“It is one of the greatest plays of the twentieth (century), a play that brought a breach in European dramaturgy. And what I’m interested in today, as I’ve been in love with the art of theater since childhood, is how the play is an homage to theater, the strength of imagination and the cruelty of life,” Demarcy-Mota said.

Pirandello’s play is a metatheatrical exploration of the possibilities and impossibilities of theatrical production, focusing on the six characters’ confrontation with their distance from their roles as actors when they break into a rehearsal of another play of Pirandello’s.

“I first produced the play in 2001 with the same actors, and we’ve worked a lot on the depth of the play – tragic character, anguish, anxiety and at the same time the comical – to try to make the spectator understand and show the audience how Pirandello goes very deep into the human soul,” Demarcy-Mota said. “The most difficult part for the actors was to accept all the conflicts that are in the play.”

These conflicts concern the relationship between director and character, character and character and actor and character. In this way, Pirandello provides the framework for the characters to work through their conflicts in the simultaneously empowering and anxiety-inducing borderlands between character and character or character and actor. Such a skeletal account can do no justice to Pirandello’s gymnastic navigation and manipulation of the roles of director, actor and character that so many have been content to see as stable or self-evident.

“The theme of theater within theater allows us to deal with the comedic aspects because it creates distance, which allows us to see actors who are attempting to play a character and their failure, which is terrible but funny at same time. The comedy comes from the tragedy; it is not separate from the tragedy,” Demarcy-Mota said.

Pirandello was a playwright who reveled in making these kinds of contradictions come alive on the stage. And while the play interests itself in understanding the sorts of abstract categories of self, tragedy, comedy, character and performance, it is equally interested in working through trauma and violence, some of the very emotional matter of everyday life. The play concerns itself in particular with an instance of sexual violence between the Father and the Stepdaughter.

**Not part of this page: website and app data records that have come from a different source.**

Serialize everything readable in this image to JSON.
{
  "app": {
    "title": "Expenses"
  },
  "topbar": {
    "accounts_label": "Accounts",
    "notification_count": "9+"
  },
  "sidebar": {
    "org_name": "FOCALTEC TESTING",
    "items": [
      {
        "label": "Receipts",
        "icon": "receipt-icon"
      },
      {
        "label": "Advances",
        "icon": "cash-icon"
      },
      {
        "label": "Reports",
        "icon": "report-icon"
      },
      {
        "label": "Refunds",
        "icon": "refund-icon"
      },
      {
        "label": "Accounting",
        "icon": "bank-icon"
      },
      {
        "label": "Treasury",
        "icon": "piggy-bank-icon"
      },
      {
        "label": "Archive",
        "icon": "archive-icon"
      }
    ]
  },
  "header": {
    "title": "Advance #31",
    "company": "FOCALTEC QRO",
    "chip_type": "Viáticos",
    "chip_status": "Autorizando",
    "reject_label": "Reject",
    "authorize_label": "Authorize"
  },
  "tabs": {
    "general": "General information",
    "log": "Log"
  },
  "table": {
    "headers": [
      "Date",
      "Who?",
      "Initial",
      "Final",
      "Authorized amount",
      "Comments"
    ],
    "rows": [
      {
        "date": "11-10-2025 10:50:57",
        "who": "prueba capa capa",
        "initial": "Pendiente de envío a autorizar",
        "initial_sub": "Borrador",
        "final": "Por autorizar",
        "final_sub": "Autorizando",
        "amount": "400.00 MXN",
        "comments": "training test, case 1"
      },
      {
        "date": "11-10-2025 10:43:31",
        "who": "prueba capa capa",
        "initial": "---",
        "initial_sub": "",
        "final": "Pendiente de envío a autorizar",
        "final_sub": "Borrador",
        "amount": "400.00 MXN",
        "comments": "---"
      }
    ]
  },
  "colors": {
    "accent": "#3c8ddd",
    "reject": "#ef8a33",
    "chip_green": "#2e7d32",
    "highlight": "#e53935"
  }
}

“He (Pirandello) poses the question of truth and reality as a theoretician creating fiction. Finally, like Brecht, he writes fiction but is posing questions about the theater. ‘What is a character,’ ‘what is a drama,’ ‘what is a tragedy’ – within these questions, he will build work in which the greatest fantasies, the greatest anxieties, the misunderstandings between the people and the dimensions of the impossibility of living together will appear,” Demarcy-Mota said.

For all of our community’s theater-goers, enthusiasts of twentieth century literature and anyone who wants to learn more about theater, Théâtre de la Ville’s performance of one of Pirandello’s theatrical masterworks will not disappoint in its prompting of questions that strike to the very heart of understanding oneself as a self that lives among others.

Leave a comment

Your email address will not be published.